Humans have always tried to cope with the difficulty of memory, to turn it “from an intolerable horror to something which is reassuringly innocuous and familiar.”
Passively and without people being actively involved, the world gives a lot to people, and most of it remains permanently beyond conscious deliberation and reflection, as mere sensations that have the potential to become many things except active reflection. The question has always been: why, out of this huge amount of sensory material, does something stimulate active reflection where other things do not? The answer is always the same: chance has a lot to do with it, as do people’s interests at any given time, but, above all, it is habit that hides some phenomena, while illuminating others. We do not have direct access to our habits but we see them indirectly through this division that is imposed on us. We can easily separate habit and interest, because we know what our interests are, so probably not all phenomena in this domain fall in the domain of habit. All others do, and they point in the direction of which I have not been aware but by which I have observed and experienced.
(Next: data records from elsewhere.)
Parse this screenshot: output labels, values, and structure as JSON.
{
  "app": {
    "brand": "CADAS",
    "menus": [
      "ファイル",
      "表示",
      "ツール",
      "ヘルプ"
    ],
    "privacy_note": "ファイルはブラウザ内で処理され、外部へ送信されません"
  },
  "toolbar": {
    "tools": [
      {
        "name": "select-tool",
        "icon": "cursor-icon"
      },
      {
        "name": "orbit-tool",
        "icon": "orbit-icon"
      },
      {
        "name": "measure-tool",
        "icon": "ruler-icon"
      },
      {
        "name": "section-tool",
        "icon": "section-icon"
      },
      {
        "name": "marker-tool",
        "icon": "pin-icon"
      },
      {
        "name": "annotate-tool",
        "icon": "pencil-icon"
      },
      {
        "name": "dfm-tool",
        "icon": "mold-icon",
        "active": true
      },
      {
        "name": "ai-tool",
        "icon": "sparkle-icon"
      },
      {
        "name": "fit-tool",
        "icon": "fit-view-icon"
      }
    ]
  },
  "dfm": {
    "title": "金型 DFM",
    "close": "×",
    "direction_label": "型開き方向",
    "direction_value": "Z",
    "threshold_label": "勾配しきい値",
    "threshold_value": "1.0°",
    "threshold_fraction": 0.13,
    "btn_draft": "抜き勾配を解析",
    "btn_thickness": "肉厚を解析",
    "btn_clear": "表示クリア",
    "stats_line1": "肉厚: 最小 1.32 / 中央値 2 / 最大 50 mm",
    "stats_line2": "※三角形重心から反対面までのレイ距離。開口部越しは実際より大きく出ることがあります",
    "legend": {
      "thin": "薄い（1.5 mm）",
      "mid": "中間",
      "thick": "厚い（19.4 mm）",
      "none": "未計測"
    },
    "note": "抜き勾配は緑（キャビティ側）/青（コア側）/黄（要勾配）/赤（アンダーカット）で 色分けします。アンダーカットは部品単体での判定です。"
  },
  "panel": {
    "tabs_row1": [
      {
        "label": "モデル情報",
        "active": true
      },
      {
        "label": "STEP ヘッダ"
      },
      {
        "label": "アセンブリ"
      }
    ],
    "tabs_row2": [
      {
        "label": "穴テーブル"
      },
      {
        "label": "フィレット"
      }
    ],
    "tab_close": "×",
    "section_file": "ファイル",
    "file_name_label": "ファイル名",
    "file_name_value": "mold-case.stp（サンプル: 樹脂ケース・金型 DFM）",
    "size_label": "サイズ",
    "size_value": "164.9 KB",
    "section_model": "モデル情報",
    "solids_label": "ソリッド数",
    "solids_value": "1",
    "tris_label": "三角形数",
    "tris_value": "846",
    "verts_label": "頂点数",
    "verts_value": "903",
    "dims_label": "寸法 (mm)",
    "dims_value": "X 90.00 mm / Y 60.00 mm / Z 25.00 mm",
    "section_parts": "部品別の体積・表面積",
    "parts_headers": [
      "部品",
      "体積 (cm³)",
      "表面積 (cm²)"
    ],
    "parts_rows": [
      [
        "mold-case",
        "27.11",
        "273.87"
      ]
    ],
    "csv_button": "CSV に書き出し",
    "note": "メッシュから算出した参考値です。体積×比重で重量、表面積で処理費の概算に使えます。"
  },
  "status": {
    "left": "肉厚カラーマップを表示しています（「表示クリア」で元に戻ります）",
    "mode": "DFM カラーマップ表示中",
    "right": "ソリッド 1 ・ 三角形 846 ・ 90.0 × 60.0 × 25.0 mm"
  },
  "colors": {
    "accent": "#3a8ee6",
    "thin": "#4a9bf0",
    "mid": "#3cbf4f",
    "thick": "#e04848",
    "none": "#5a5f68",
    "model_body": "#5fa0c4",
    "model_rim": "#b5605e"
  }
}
∆ John Dewey, “Habit Does Not Equal Knowledge”
“Most people believe the mind to be a mirror, more or less accurately reflecting the world outside them, not realizing on the contrary that the mind is itself the principal element of creation.” (Rabindranath Tagore)